Arlington County manager Barbara Donnellan will ask elected officials Saturday to allow her to set $3 million aside in a reserve fund in case massive federal government cuts kick in this winter as a result of budget sequestration.

Donnellan called the prospect of such cuts “serious, but manageable,” partly because Arlington doesn’t receive much direct federal money, although about 60,000 Defense-related jobs are based in the county and many more privately employed federal contractors, associations and lobbying firms call it home.

If the budget cuts happen, Donnellan said, Arlington’s growth rate would probably stall, but not reverse.

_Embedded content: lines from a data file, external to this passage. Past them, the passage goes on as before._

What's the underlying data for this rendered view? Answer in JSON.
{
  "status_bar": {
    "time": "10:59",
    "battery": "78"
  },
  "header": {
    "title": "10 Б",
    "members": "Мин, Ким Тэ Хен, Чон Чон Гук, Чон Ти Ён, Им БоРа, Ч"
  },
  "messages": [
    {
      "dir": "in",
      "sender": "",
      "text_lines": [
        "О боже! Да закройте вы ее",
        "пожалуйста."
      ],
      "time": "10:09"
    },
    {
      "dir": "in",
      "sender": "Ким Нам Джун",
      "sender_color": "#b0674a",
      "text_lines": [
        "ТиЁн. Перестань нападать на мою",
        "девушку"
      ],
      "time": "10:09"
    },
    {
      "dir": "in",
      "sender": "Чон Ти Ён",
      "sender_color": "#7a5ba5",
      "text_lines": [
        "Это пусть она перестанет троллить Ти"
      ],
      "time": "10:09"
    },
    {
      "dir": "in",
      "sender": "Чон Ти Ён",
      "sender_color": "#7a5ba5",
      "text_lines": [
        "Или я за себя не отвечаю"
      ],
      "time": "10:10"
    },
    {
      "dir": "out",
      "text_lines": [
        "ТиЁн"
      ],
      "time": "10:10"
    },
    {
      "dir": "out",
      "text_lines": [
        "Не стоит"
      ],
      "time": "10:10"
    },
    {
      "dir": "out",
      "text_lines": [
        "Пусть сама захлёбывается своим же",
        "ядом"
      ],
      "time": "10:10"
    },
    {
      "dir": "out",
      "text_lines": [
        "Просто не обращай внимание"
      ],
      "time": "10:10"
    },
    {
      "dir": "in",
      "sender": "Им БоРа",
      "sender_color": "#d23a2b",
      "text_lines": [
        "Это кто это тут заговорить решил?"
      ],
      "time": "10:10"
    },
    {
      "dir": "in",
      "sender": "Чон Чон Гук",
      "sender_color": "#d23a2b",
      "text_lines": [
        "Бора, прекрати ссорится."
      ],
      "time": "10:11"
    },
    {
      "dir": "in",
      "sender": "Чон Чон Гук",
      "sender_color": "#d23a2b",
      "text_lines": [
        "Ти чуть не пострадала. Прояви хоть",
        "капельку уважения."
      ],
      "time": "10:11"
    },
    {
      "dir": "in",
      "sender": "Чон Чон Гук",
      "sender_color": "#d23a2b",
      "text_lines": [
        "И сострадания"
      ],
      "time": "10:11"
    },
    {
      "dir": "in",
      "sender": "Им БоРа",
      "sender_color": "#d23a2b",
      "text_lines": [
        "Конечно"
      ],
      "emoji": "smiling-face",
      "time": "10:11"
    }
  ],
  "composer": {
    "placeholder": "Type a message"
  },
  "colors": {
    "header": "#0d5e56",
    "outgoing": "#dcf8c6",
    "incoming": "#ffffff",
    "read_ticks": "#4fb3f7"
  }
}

“We’ve been through 9/11 and for months after, this wasn’t a really popular place to come to,” she said. “Our second hit was the [Base Realignment and Closure] cuts, and we got hit worse than anywhere else in the country. We also lost the Patent and Trademark Office,” which relocated to Alexandria.

If a lot of federal jobs are cut, that would be bad news for the county, she continued, but added: “As a local government, you have to be flexible. We’ve weathered a number of these things. It’s almost like planning for a disaster, and we’re getting better at it.”

The $3 million is a pittance in the $1 billion county budget, but Donnellan and Michelle Cowan, the county’s director of management and finance, said it should be sufficient for a short-term contingency. The direct federal money that goes to Arlington is primarily used to fund Section 8 low-income housing grants, community development block grants and some grants to schools.

Several million dollars more in federal money is passed through state government, and the loss of that is harder to quantify, the officials said. The biggest danger for Arlington lies in the indirect impacts. Commercial businesses pay about half of all county property taxes, and vacancy rates in commercial buildings are approaching 20 percent.

“For every office building that is vacant or every job cut, there are taxes not paid, meals not bought,” Cowan said. “We’ve already seen some impact because of vacancy rates . . . The private sector has a freeze on leases until it’s clear what’s going to happen.”

The federal government owns 7 to 8 million square feet of office space in Arlington, including the Pentagon, but it leases far more.

“We are really concerned, but one thing Arlington has going for it is location,” Cowan said. “The Pentagon isn’t going anywhere, and a lot of contractors are mission-critical to the federal government. . . . It could be rocky for a couple of years, but if you look out five, seven, 10 years from now, investors are going to through with [new construction plans]. It helps that we have reserves and we manage conservatively.”